● **The problem**
Restate the records that follow. Every word must match.

[Recorded data]
===

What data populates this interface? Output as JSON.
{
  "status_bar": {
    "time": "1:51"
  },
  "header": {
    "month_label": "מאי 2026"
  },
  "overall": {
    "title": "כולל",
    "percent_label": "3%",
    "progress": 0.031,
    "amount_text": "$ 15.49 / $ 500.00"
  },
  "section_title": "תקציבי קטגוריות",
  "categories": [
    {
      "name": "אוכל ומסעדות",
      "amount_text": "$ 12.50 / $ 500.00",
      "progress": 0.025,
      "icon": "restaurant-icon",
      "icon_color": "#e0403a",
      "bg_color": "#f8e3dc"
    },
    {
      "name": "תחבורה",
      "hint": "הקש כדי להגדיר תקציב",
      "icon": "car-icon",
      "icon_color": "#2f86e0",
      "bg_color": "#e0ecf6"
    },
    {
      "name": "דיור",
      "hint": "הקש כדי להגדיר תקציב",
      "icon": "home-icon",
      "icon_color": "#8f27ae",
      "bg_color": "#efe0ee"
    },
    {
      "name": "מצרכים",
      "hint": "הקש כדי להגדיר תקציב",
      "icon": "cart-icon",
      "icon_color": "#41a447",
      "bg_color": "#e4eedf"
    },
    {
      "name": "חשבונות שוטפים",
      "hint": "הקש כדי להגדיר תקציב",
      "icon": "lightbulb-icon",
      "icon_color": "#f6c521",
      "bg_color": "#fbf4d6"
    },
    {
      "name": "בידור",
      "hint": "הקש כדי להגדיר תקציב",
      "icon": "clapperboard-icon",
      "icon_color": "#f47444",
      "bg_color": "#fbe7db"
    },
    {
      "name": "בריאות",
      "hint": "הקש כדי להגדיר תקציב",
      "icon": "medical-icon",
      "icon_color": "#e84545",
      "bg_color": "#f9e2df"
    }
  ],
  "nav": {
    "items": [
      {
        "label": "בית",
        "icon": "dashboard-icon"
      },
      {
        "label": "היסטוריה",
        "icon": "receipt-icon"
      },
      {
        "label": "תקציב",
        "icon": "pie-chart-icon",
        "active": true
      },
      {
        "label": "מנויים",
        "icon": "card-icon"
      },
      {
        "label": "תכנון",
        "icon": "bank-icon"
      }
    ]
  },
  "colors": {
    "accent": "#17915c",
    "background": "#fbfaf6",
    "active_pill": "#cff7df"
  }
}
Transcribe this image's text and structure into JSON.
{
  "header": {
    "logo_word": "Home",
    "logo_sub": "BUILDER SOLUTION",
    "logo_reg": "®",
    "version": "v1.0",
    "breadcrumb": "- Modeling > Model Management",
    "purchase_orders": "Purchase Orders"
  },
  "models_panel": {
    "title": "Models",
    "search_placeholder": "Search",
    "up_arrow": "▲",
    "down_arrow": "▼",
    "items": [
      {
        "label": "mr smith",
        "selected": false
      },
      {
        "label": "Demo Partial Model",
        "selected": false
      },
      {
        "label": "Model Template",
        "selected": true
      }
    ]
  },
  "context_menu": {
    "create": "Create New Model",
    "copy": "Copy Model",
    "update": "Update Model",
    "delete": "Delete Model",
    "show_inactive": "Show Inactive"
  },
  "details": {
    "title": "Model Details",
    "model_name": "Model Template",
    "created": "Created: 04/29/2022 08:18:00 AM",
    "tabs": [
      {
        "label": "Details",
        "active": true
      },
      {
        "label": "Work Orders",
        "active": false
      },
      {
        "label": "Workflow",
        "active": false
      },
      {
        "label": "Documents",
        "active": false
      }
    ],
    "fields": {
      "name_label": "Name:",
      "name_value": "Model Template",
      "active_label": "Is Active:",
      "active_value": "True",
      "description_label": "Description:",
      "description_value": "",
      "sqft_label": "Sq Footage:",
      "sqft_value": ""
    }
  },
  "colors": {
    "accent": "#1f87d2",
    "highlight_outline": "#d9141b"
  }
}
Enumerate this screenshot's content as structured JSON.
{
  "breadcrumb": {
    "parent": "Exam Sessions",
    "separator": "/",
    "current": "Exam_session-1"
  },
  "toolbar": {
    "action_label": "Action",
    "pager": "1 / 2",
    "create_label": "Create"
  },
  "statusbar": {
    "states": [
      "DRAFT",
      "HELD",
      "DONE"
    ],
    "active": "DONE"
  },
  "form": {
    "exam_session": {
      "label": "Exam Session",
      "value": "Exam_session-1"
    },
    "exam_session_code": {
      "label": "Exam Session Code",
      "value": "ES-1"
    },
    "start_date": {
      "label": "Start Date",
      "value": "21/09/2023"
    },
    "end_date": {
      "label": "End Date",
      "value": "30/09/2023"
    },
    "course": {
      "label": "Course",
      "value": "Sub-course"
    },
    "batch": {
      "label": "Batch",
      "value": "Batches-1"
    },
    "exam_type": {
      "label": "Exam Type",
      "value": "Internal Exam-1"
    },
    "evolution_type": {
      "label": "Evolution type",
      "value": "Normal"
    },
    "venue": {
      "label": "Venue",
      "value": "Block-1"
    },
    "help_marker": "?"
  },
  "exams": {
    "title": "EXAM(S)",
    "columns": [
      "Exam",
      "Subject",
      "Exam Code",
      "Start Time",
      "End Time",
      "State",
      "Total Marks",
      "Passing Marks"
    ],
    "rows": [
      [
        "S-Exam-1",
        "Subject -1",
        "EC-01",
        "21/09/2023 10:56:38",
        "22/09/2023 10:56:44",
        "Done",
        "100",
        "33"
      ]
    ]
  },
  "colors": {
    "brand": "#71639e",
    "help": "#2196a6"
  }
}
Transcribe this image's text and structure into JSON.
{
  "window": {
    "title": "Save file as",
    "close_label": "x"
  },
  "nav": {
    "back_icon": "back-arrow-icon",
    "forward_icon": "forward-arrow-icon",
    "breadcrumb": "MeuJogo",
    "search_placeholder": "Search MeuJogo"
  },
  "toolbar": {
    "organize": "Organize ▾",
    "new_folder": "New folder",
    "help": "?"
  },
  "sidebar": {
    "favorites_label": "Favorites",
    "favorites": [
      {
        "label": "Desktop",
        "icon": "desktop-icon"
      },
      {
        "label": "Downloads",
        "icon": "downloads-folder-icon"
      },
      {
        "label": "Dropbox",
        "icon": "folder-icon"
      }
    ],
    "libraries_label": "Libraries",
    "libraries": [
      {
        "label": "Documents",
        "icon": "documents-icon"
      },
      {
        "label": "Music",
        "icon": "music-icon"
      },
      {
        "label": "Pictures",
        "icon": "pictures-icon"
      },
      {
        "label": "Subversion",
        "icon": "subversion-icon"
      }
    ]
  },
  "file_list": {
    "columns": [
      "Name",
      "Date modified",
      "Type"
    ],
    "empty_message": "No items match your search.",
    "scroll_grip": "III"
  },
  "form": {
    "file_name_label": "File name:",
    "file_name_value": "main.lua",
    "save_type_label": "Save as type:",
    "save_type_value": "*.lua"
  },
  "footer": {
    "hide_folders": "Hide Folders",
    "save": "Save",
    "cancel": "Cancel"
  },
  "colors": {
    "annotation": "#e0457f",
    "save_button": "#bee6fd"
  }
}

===

● **Result**
What data populates this interface? Output as JSON.
{
  "status_bar": {
    "time": "1:51"
  },
  "header": {
    "month_label": "מאי 2026"
  },
  "overall": {
    "title": "כולל",
    "percent_label": "3%",
    "progress": 0.031,
    "amount_text": "$ 15.49 / $ 500.00"
  },
  "section_title": "תקציבי קטגוריות",
  "categories": [
    {
      "name": "אוכל ומסעדות",
      "amount_text": "$ 12.50 / $ 500.00",
      "progress": 0.025,
      "icon": "restaurant-icon",
      "icon_color": "#e0403a",
      "bg_color": "#f8e3dc"
    },
    {
      "name": "תחבורה",
      "hint": "הקש כדי להגדיר תקציב",
      "icon": "car-icon",
      "icon_color": "#2f86e0",
      "bg_color": "#e0ecf6"
    },
    {
      "name": "דיור",
      "hint": "הקש כדי להגדיר תקציב",
      "icon": "home-icon",
      "icon_color": "#8f27ae",
      "bg_color": "#efe0ee"
    },
    {
      "name": "מצרכים",
      "hint": "הקש כדי להגדיר תקציב",
      "icon": "cart-icon",
      "icon_color": "#41a447",
      "bg_color": "#e4eedf"
    },
    {
      "name": "חשבונות שוטפים",
      "hint": "הקש כדי להגדיר תקציב",
      "icon": "lightbulb-icon",
      "icon_color": "#f6c521",
      "bg_color": "#fbf4d6"
    },
    {
      "name": "בידור",
      "hint": "הקש כדי להגדיר תקציב",
      "icon": "clapperboard-icon",
      "icon_color": "#f47444",
      "bg_color": "#fbe7db"
    },
    {
      "name": "בריאות",
      "hint": "הקש כדי להגדיר תקציב",
      "icon": "medical-icon",
      "icon_color": "#e84545",
      "bg_color": "#f9e2df"
    }
  ],
  "nav": {
    "items": [
      {
        "label": "בית",
        "icon": "dashboard-icon"
      },
      {
        "label": "היסטוריה",
        "icon": "receipt-icon"
      },
      {
        "label": "תקציב",
        "icon": "pie-chart-icon",
        "active": true
      },
      {
        "label": "מנויים",
        "icon": "card-icon"
      },
      {
        "label": "תכנון",
        "icon": "bank-icon"
      }
    ]
  },
  "colors": {
    "accent": "#17915c",
    "background": "#fbfaf6",
    "active_pill": "#cff7df"
  }
}
Transcribe this image's text and structure into JSON.
{
  "header": {
    "logo_word": "Home",
    "logo_sub": "BUILDER SOLUTION",
    "logo_reg": "®",
    "version": "v1.0",
    "breadcrumb": "- Modeling > Model Management",
    "purchase_orders": "Purchase Orders"
  },
  "models_panel": {
    "title": "Models",
    "search_placeholder": "Search",
    "up_arrow": "▲",
    "down_arrow": "▼",
    "items": [
      {
        "label": "mr smith",
        "selected": false
      },
      {
        "label": "Demo Partial Model",
        "selected": false
      },
      {
        "label": "Model Template",
        "selected": true
      }
    ]
  },
  "context_menu": {
    "create": "Create New Model",
    "copy": "Copy Model",
    "update": "Update Model",
    "delete": "Delete Model",
    "show_inactive": "Show Inactive"
  },
  "details": {
    "title": "Model Details",
    "model_name": "Model Template",
    "created": "Created: 04/29/2022 08:18:00 AM",
    "tabs": [
      {
        "label": "Details",
        "active": true
      },
      {
        "label": "Work Orders",
        "active": false
      },
      {
        "label": "Workflow",
        "active": false
      },
      {
        "label": "Documents",
        "active": false
      }
    ],
    "fields": {
      "name_label": "Name:",
      "name_value": "Model Template",
      "active_label": "Is Active:",
      "active_value": "True",
      "description_label": "Description:",
      "description_value": "",
      "sqft_label": "Sq Footage:",
      "sqft_value": ""
    }
  },
  "colors": {
    "accent": "#1f87d2",
    "highlight_outline": "#d9141b"
  }
}
Enumerate this screenshot's content as structured JSON.
{
  "breadcrumb": {
    "parent": "Exam Sessions",
    "separator": "/",
    "current": "Exam_session-1"
  },
  "toolbar": {
    "action_label": "Action",
    "pager": "1 / 2",
    "create_label": "Create"
  },
  "statusbar": {
    "states": [
      "DRAFT",
      "HELD",
      "DONE"
    ],
    "active": "DONE"
  },
  "form": {
    "exam_session": {
      "label": "Exam Session",
      "value": "Exam_session-1"
    },
    "exam_session_code": {
      "label": "Exam Session Code",
      "value": "ES-1"
    },
    "start_date": {
      "label": "Start Date",
      "value": "21/09/2023"
    },
    "end_date": {
      "label": "End Date",
      "value": "30/09/2023"
    },
    "course": {
      "label": "Course",
      "value": "Sub-course"
    },
    "batch": {
      "label": "Batch",
      "value": "Batches-1"
    },
    "exam_type": {
      "label": "Exam Type",
      "value": "Internal Exam-1"
    },
    "evolution_type": {
      "label": "Evolution type",
      "value": "Normal"
    },
    "venue": {
      "label": "Venue",
      "value": "Block-1"
    },
    "help_marker": "?"
  },
  "exams": {
    "title": "EXAM(S)",
    "columns": [
      "Exam",
      "Subject",
      "Exam Code",
      "Start Time",
      "End Time",
      "State",
      "Total Marks",
      "Passing Marks"
    ],
    "rows": [
      [
        "S-Exam-1",
        "Subject -1",
        "EC-01",
        "21/09/2023 10:56:38",
        "22/09/2023 10:56:44",
        "Done",
        "100",
        "33"
      ]
    ]
  },
  "colors": {
    "brand": "#71639e",
    "help": "#2196a6"
  }
}
Transcribe this image's text and structure into JSON.
{
  "window": {
    "title": "Save file as",
    "close_label": "x"
  },
  "nav": {
    "back_icon": "back-arrow-icon",
    "forward_icon": "forward-arrow-icon",
    "breadcrumb": "MeuJogo",
    "search_placeholder": "Search MeuJogo"
  },
  "toolbar": {
    "organize": "Organize ▾",
    "new_folder": "New folder",
    "help": "?"
  },
  "sidebar": {
    "favorites_label": "Favorites",
    "favorites": [
      {
        "label": "Desktop",
        "icon": "desktop-icon"
      },
      {
        "label": "Downloads",
        "icon": "downloads-folder-icon"
      },
      {
        "label": "Dropbox",
        "icon": "folder-icon"
      }
    ],
    "libraries_label": "Libraries",
    "libraries": [
      {
        "label": "Documents",
        "icon": "documents-icon"
      },
      {
        "label": "Music",
        "icon": "music-icon"
      },
      {
        "label": "Pictures",
        "icon": "pictures-icon"
      },
      {
        "label": "Subversion",
        "icon": "subversion-icon"
      }
    ]
  },
  "file_list": {
    "columns": [
      "Name",
      "Date modified",
      "Type"
    ],
    "empty_message": "No items match your search.",
    "scroll_grip": "III"
  },
  "form": {
    "file_name_label": "File name:",
    "file_name_value": "main.lua",
    "save_type_label": "Save as type:",
    "save_type_value": "*.lua"
  },
  "footer": {
    "hide_folders": "Hide Folders",
    "save": "Save",
    "cancel": "Cancel"
  },
  "colors": {
    "annotation": "#e0457f",
    "save_button": "#bee6fd"
  }
}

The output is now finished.